Higher Retirement Savings

Many employees at all compensation levels do not save enough for a comfortable retirement. Decades of research has shown that: (i) ESOP companies are more likely to offer secondary retirement plans than non-ESOP companies are to offer a single plan; (ii) ESOP participants have considerably more retirement savings; (iii) ESOPs overall not only have higher rates of return than 401(k) plans, but are also less volatile; and (iv) ESOPs cover a greater number of, and are better designed for, lower income and younger employees than 401(k) plans. In December 2018, the NCEO reported that ESOP participants surveyed had more than twice the average amounts in retirement accounts than the national average – approximately $170,000 as compared to $80,000.6

Secondary Impact of Increased Savings

The most recent research studies have revealed that ESOPs’ greater retirement savings can serve to reduce wealth inequality.
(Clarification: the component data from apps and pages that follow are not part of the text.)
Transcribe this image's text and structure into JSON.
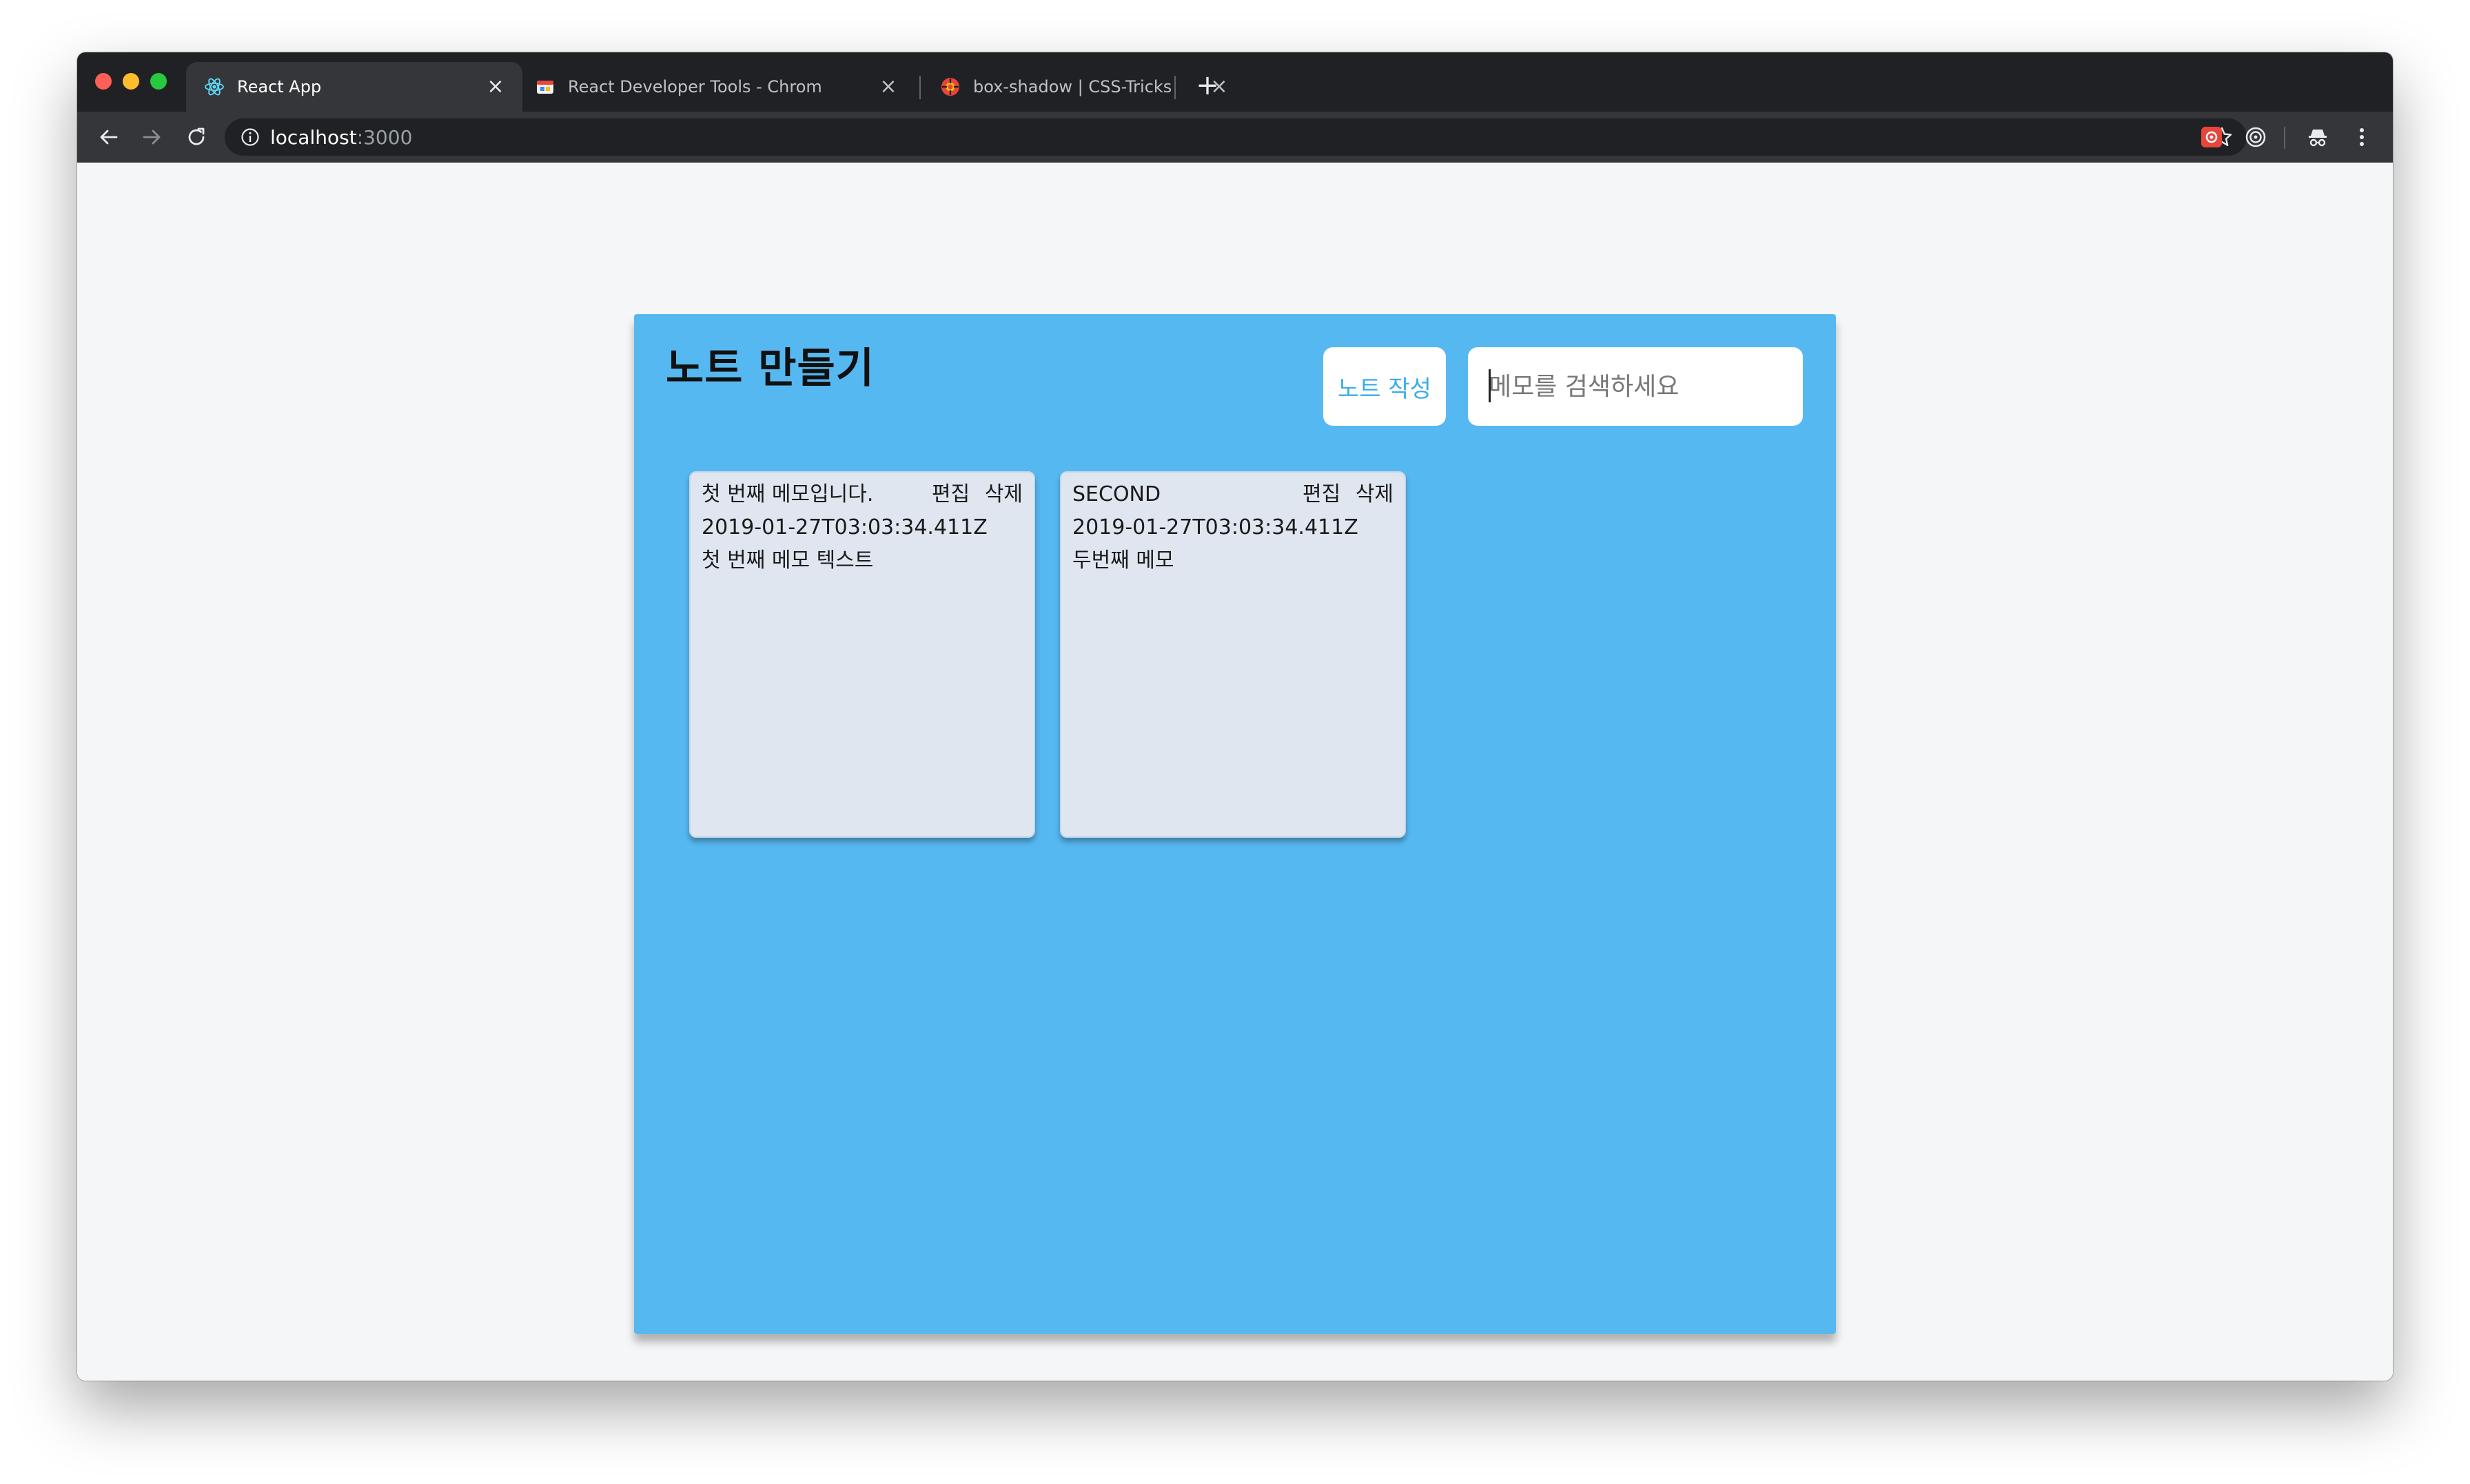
{
  "browser": {
    "tabs": [
      {
        "title": "React App",
        "icon": "react-logo-icon",
        "active": true
      },
      {
        "title": "React Developer Tools - Chrom",
        "icon": "react-devtools-icon",
        "active": false
      },
      {
        "title": "box-shadow | CSS-Tricks",
        "icon": "css-tricks-icon",
        "active": false
      }
    ],
    "new_tab_glyph": "+",
    "close_glyph": "×",
    "address": {
      "host": "localhost",
      "port": ":3000"
    }
  },
  "app": {
    "title": "노트 만들기",
    "create_button_label": "노트 작성",
    "search_placeholder": "메모를 검색하세요",
    "notes": [
      {
        "title": "첫 번째 메모입니다.",
        "date": "2019-01-27T03:03:34.411Z",
        "text": "첫 번째 메모 텍스트",
        "edit_label": "편집",
        "delete_label": "삭제"
      },
      {
        "title": "SECOND",
        "date": "2019-01-27T03:03:34.411Z",
        "text": "두번째 메모",
        "edit_label": "편집",
        "delete_label": "삭제"
      }
    ]
  },
  "colors": {
    "app_background": "#56b8f1",
    "card_background": "#dfe6f0",
    "button_text": "#3aaee8",
    "page_background": "#f5f6f8",
    "tabstrip": "#202124",
    "toolbar": "#35363a"
  }
}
Researchers discovered that ESOPs enable families to significantly increase their assets, reducing gender and racial wealth gaps, suggesting employee ownership can reduce wealth inequality. Additionally, the greater retirement savings that ESOPs afford and the absence of a participant contribution requirement reduces asset insecurity and can provide for retirement assets for those who may otherwise be unable to afford to contribute.7 While employees are generally required to sign up and select their deferrals with a 401(k) plan, in an ESOP, the company is required to allocate contributions based on the ESOP plan documents. A non-ESOP company may or may not make contributions or match based on the amount of an individual employee’s contributions. In fact, only approximately 56% of companies offer a match to employees’ contributions to 401(k) plans when they start.8
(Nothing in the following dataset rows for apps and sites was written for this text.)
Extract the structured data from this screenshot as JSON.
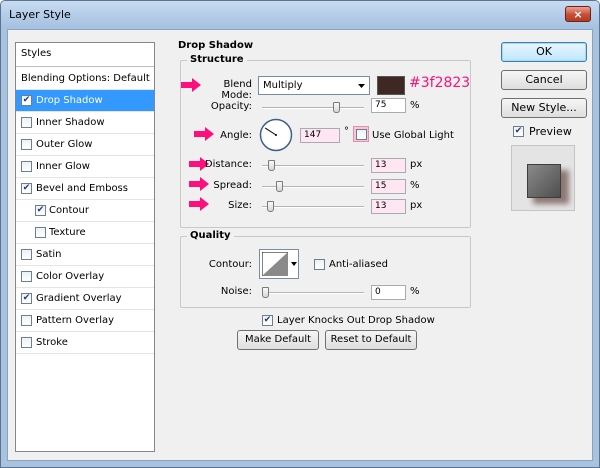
{
  "window": {
    "title": "Layer Style",
    "close_glyph": "×"
  },
  "styles_list": {
    "header": "Styles",
    "items": [
      {
        "label": "Blending Options: Default",
        "has_checkbox": false,
        "checked": false,
        "active": false,
        "sub": false
      },
      {
        "label": "Drop Shadow",
        "has_checkbox": true,
        "checked": true,
        "active": true,
        "sub": false
      },
      {
        "label": "Inner Shadow",
        "has_checkbox": true,
        "checked": false,
        "active": false,
        "sub": false
      },
      {
        "label": "Outer Glow",
        "has_checkbox": true,
        "checked": false,
        "active": false,
        "sub": false
      },
      {
        "label": "Inner Glow",
        "has_checkbox": true,
        "checked": false,
        "active": false,
        "sub": false
      },
      {
        "label": "Bevel and Emboss",
        "has_checkbox": true,
        "checked": true,
        "active": false,
        "sub": false
      },
      {
        "label": "Contour",
        "has_checkbox": true,
        "checked": true,
        "active": false,
        "sub": true
      },
      {
        "label": "Texture",
        "has_checkbox": true,
        "checked": false,
        "active": false,
        "sub": true
      },
      {
        "label": "Satin",
        "has_checkbox": true,
        "checked": false,
        "active": false,
        "sub": false
      },
      {
        "label": "Color Overlay",
        "has_checkbox": true,
        "checked": false,
        "active": false,
        "sub": false
      },
      {
        "label": "Gradient Overlay",
        "has_checkbox": true,
        "checked": true,
        "active": false,
        "sub": false
      },
      {
        "label": "Pattern Overlay",
        "has_checkbox": true,
        "checked": false,
        "active": false,
        "sub": false
      },
      {
        "label": "Stroke",
        "has_checkbox": true,
        "checked": false,
        "active": false,
        "sub": false
      }
    ]
  },
  "drop_shadow": {
    "group_title": "Drop Shadow",
    "structure_title": "Structure",
    "blend_mode": {
      "label": "Blend Mode:",
      "value": "Multiply",
      "color_hex_text": "#3f2823",
      "color": "#3f2823"
    },
    "opacity": {
      "label": "Opacity:",
      "value": "75",
      "unit": "%",
      "slider_fraction": 0.75
    },
    "angle": {
      "label": "Angle:",
      "value": "147",
      "unit": "°",
      "degrees": 147,
      "global_light_label": "Use Global Light",
      "global_light_checked": false
    },
    "distance": {
      "label": "Distance:",
      "value": "13",
      "unit": "px",
      "slider_fraction": 0.06
    },
    "spread": {
      "label": "Spread:",
      "value": "15",
      "unit": "%",
      "slider_fraction": 0.15
    },
    "size": {
      "label": "Size:",
      "value": "13",
      "unit": "px",
      "slider_fraction": 0.05
    },
    "quality_title": "Quality",
    "contour": {
      "label": "Contour:",
      "anti_aliased_label": "Anti-aliased",
      "anti_aliased_checked": false
    },
    "noise": {
      "label": "Noise:",
      "value": "0",
      "unit": "%",
      "slider_fraction": 0.0
    },
    "knocks_out_label": "Layer Knocks Out Drop Shadow",
    "knocks_out_checked": true,
    "make_default_label": "Make Default",
    "reset_default_label": "Reset to Default"
  },
  "right_panel": {
    "ok_label": "OK",
    "cancel_label": "Cancel",
    "new_style_label": "New Style...",
    "preview_label": "Preview",
    "preview_checked": true
  },
  "colors": {
    "annotation_pink": "#ff0f7b",
    "selection_blue": "#3399ff"
  },
  "icons": {
    "annotation_arrow": "pink-arrow-icon",
    "dropdown": "chevron-down-icon",
    "check": "checkmark-icon"
  }
}
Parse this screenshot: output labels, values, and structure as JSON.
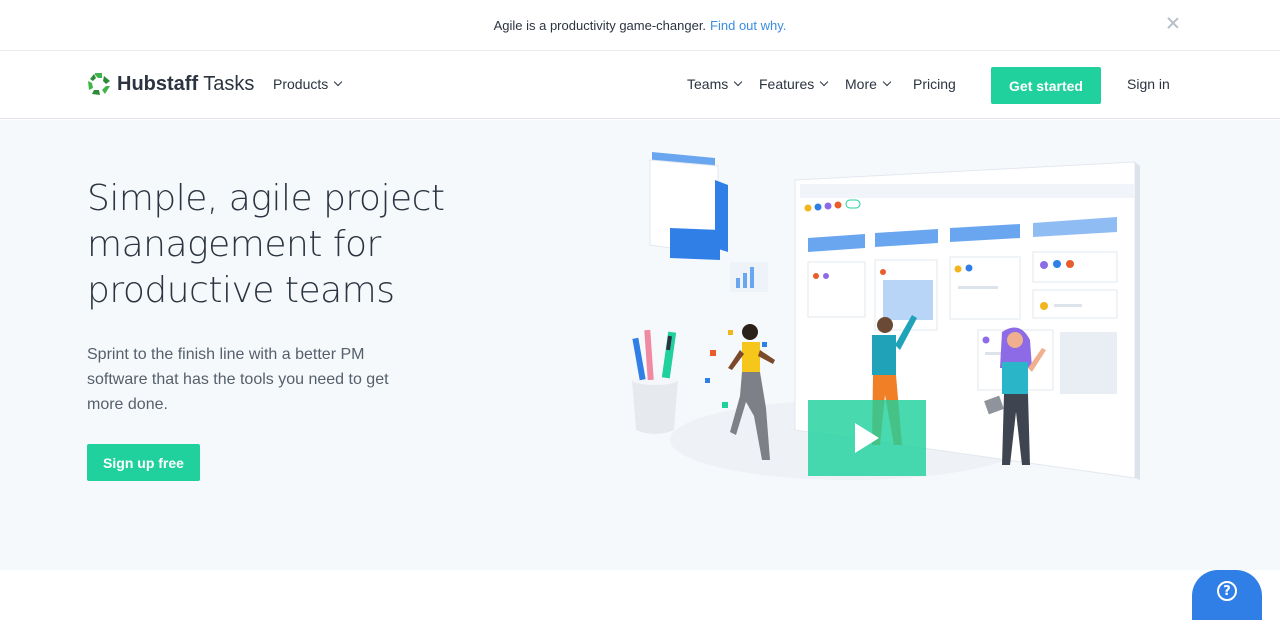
{
  "announcement": {
    "text": "Agile is a productivity game-changer.",
    "link_text": "Find out why."
  },
  "nav": {
    "logo_bold": "Hubstaff",
    "logo_light": " Tasks",
    "products": "Products",
    "teams": "Teams",
    "features": "Features",
    "more": "More",
    "pricing": "Pricing",
    "get_started": "Get started",
    "sign_in": "Sign in"
  },
  "hero": {
    "headline": "Simple, agile project management for productive teams",
    "subtext": "Sprint to the finish line with a better PM software that has the tools you need to get more done.",
    "signup": "Sign up free"
  },
  "help": {
    "icon": "?"
  },
  "colors": {
    "accent": "#20d19d",
    "link": "#3a8de0",
    "help_button": "#2f7fe6",
    "hero_bg": "#f6f9fc"
  }
}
Conclusion

ESOPs operate under the concept that if increased company performance and profitability directly benefits plan participants, employees will have greater incentive to increase productivity and profits. As discussed, an ESOP can significantly benefit both employees and owners and be an ideal solution under certain circumstances. The process of implementing an ESOP requires a team of experienced professionals; the first step in determining if an ESOP is practical for your company or that of your clients is a discussion with a team of dedicated ESOP advisors.

SOURCES

  1. Ownership through the Employee Stock Ownership Trust.
  2. Wiefek, Nancy and Nathan Nicholson. S Corporation ESOPs and Retirement Security, National Center for Employee Ownership, December 2018.
  3. O’Boyle, Ernest H., Patel, Pankaj C. and Gonzalez-Mulé, Erik. Employee ownership and firm performance: a meta-analysis. Human Resource Management Journal, June 24, 2016.
  4. 2019 ESOP Economic Performance Report, The ESOP Association © 2019.
  5. Kruse, Douglas and Joseph Blasi, Employee Ownership, Employee Attitudes, and Firm Performance Handbook of Resource Management Handbook. Greenwich, CT.: JAI Press, 1997.
  6. Wiefek, Nancy and Nathan Nicholson. S Corporation ESOPs and Retirement Security, National Center for Employee Ownership, December 2018.
  7. Blasi, Joseph and Douglas Kruse, Building the Assets of Low and Moderate Income Workers and their Families: The Role of Employee Ownership. Institute for the Study of Employee Ownership and Profit Sharing, March 2019.
  8. How America Saves 2019, Vanguard 2018 Defined Contribution Plan Data, © 2019 The Vanguard Group, Inc.